1. Familiarize Yourself with the Language
Every instructor, studio, and syllabus has different words for the same move. Oftentimes past bronze, there are no names for the infinite number of moves you can create! For each instructor you have, familiarize yourself with their vocabulary, at the very least it will help you communicate. When learning a move, know exactly which part of the pattern it is named for. For example, oftentimes when referring to a Natural Turn in Waltz, instructors will include the box change before and after the actual natural turn portion. If this doesn’t work, learn them all or create your own!
2. Look for a Pattern within a Pattern
When you are dancing a new series of steps, chances are that some probably look familiar. Note the familiar one so that you can focus on the unique parts of the pattern. Oftentimes the routine will emphasize a particular part of the dance, whether it’s timing variation or arm styling etc… Learning these characteristics can help you create a story in your mind about the routine.
3. Memorize in Groups
When learning material, it is recommended to group it in sequences of three or four. Our brain is able to process these groups easier than longer or shorter sequences. Ever wonder why your zip code and telephone numbers are grouped that way?
4. Write it Down and Organize
When learning a routine, try taking notes right after. Even if you struggled to learn it quickly, having pointers for when you go home is helpful. What you write doesn’t have to be detailed or even written, some people draw pictures or simply use colors for those crazy moves that don’t have names. Once you take notes, you can go back and fill in detail, simply recalling the information will help you remember it later.
5. Vary how you Articulate your Rhythm
Verbally articulating your dance routine is one of the most beneficial ways to learn it and is not something we often learned in school. One of the things that makes dance more difficult is that we’re not just memorizing objects or words, but rather moments through time. Being able to articulate your rhythm will help you to remember what you’re doing before, during, and after a beat.
6. Use Body Cues
Whether you are leading or following, learn to develop both internal and external cues. For follows, if you feel his hand move, it’s a good bet that the lead is about to do an underarm turn, so practice what you need to do internally to make it feel good. For leads, learn to not rely on your partner for cues, but rather develop internal cues that you can use that will not only help lead your partner, but help you remember the next part of the dance.
7. Repetition is the Mother of Learning?

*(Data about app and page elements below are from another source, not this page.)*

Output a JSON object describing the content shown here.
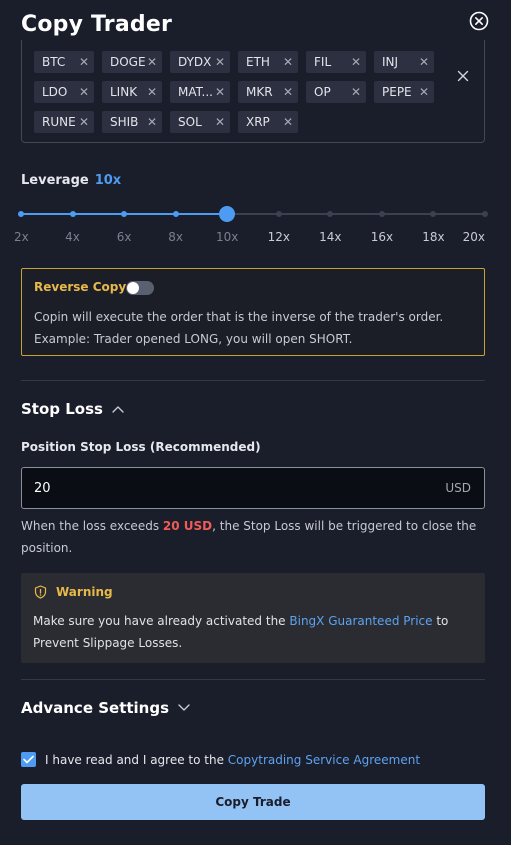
{
  "header": {
    "title": "Copy Trader"
  },
  "tokens": {
    "rows": [
      [
        "BTC",
        "DOGE",
        "DYDX",
        "ETH",
        "FIL",
        "INJ"
      ],
      [
        "LDO",
        "LINK",
        "MAT...",
        "MKR",
        "OP",
        "PEPE"
      ],
      [
        "RUNE",
        "SHIB",
        "SOL",
        "XRP"
      ]
    ]
  },
  "leverage": {
    "label": "Leverage",
    "value_label": "10x",
    "value": 10,
    "ticks": [
      "2x",
      "4x",
      "6x",
      "8x",
      "10x",
      "12x",
      "14x",
      "16x",
      "18x",
      "20x"
    ]
  },
  "reverse_copy": {
    "title": "Reverse Copy",
    "enabled": false,
    "line1": "Copin will execute the order that is the inverse of the trader's order.",
    "line2": "Example: Trader opened LONG, you will open SHORT."
  },
  "stop_loss": {
    "section_title": "Stop Loss",
    "field_label": "Position Stop Loss (Recommended)",
    "value": "20",
    "unit": "USD",
    "note_prefix": "When the loss exceeds ",
    "note_amount": "20 USD",
    "note_suffix": ", the Stop Loss will be triggered to close the position."
  },
  "warning": {
    "title": "Warning",
    "text_prefix": "Make sure you have already activated the ",
    "link": "BingX Guaranteed Price",
    "text_suffix": " to Prevent Slippage Losses."
  },
  "advance": {
    "title": "Advance Settings"
  },
  "agreement": {
    "checked": true,
    "prefix": "I have read and I agree to the ",
    "link": "Copytrading Service Agreement"
  },
  "submit": {
    "label": "Copy Trade"
  },
  "colors": {
    "accent": "#4d9bf2",
    "warning": "#e8b94a",
    "danger": "#ef5c55",
    "background": "#1a1d2a"
  }
}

Memorizing information doesn’t necessarily mean being able to do it, but rather your ability to recall it at a moment’s notice. If you have learned the material, it is already in your brain; now, you have to learn how to recall the information. One of the most obvious ways to do so is to repeat it!

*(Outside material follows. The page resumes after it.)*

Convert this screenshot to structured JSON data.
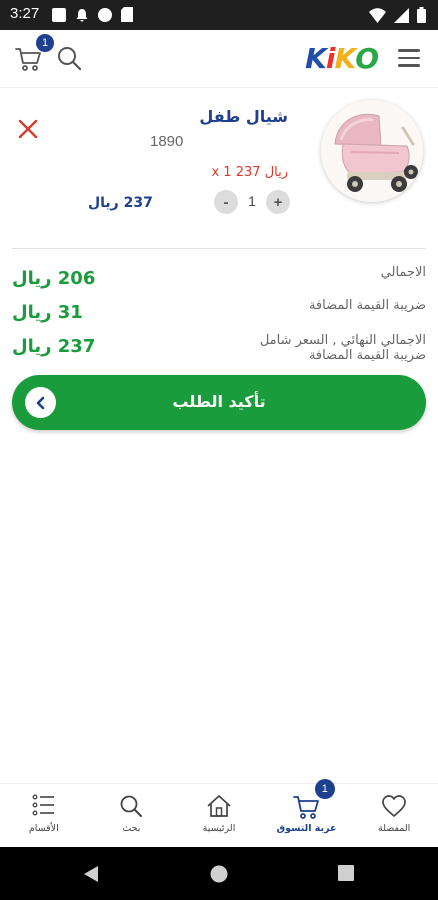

That being said, forcing yourself to recall it without any other cues is harder but more beneficial. Ever wonder why you remembered the question you got wrong on the test long after you took it? It’s because you spent more time trying to recall the information rather than simply passing over or through it. So, next time you try and read your notes or practice, stop in your last position and force yourself to recall and do it correctly. Even if you're standing in promenade for ten minutes! Don’t let your partner cue you, or start over again. Our brain hates doing this, because we’re forcing it to work –which is why it’s the single most effective way to memorize!
8. Set a Deadline

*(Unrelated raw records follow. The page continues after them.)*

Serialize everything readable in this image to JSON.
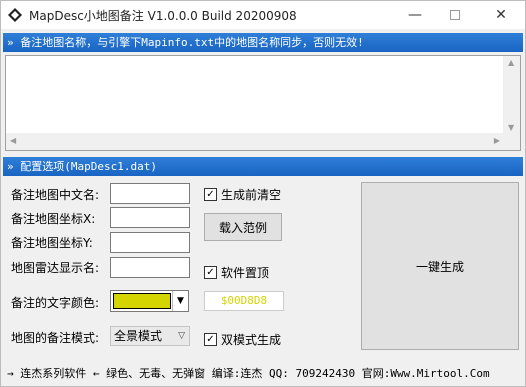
{
  "window": {
    "title": "MapDesc小地图备注 V1.0.0.0 Build 20200908",
    "min_icon": "minimize-icon",
    "max_icon": "maximize-icon",
    "close_icon": "close-icon"
  },
  "section1": {
    "header": "» 备注地图名称，与引擎下Mapinfo.txt中的地图名称同步，否则无效!",
    "memo_value": ""
  },
  "section2": {
    "header": "» 配置选项(MapDesc1.dat)"
  },
  "form": {
    "cn_name_label": "备注地图中文名:",
    "cn_name_value": "",
    "x_label": "备注地图坐标X:",
    "x_value": "",
    "y_label": "备注地图坐标Y:",
    "y_value": "",
    "radar_label": "地图雷达显示名:",
    "radar_value": "",
    "color_label": "备注的文字颜色:",
    "color_hex": "$00D8D8",
    "mode_label": "地图的备注模式:",
    "mode_value": "全景模式"
  },
  "options": {
    "clear_before_gen": {
      "label": "生成前清空",
      "checked": true
    },
    "topmost": {
      "label": "软件置顶",
      "checked": true
    },
    "dual_mode": {
      "label": "双模式生成",
      "checked": true
    }
  },
  "buttons": {
    "load_example": "载入范例",
    "generate": "一键生成"
  },
  "status_bar": {
    "text": "→ 连杰系列软件 ← 绿色、无毒、无弹窗 编译:连杰 QQ: 709242430 官网:Www.Mirtool.Com"
  },
  "colors": {
    "section_bar": "#1e6ccb",
    "color_swatch": "#d4d400"
  }
}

Nothing can be more motivating than setting a solid deadline for yourself. Your body will respond differently when it knows the pressure is on, and it will help you retain the information when you are about to perform or go to a party.
9. Dance it Slowly and Dance it Quickly
When you are learning something new, give your body and your mind time to acclimate. Oftentimes our brain knows what to do before our body does. Give your body a chance to process by slowing the movement until you can consistently work your way up to a faster tempo. One you’re able to dance it up to speed, dance it faster than it should be. This will ensure that you know the routine well enough to recall it. It will also give you a chance to practice it to varying speeds, forcing you to ‘slow-down’ when you go back to a normal tempo
10. Use Your Instructor
When you are first learning the steps your instructor gives you cues. However, you probably realize that once you have learned it, they won’t give cues. This tactic allows you to focus and develop your own inner body awareness without having to learn your partner’s part. By having your instructor simply do their part, you’re able to concentrate on what you need to be doing to make it feel good.
11. Know When to Rest
Oftentimes when we try too hard and are unsuccessful, it is because our body simply doesn’t have the capability yet. When we learn new information that our brain understands, but our body doesn’t, we need to give our bodies a chance to learn it by actually taking a break.
When we learn, our brains send electronic signals to the body by neurons. These pathways can be strengthened once we know the information by repetition (makes sure we know the right one!) However, before that can happen, it needs to create that pathway, which normally takes about 24 hours. So, once you’ve practiced, give your body a break to learn it –you can guarantee it is still working!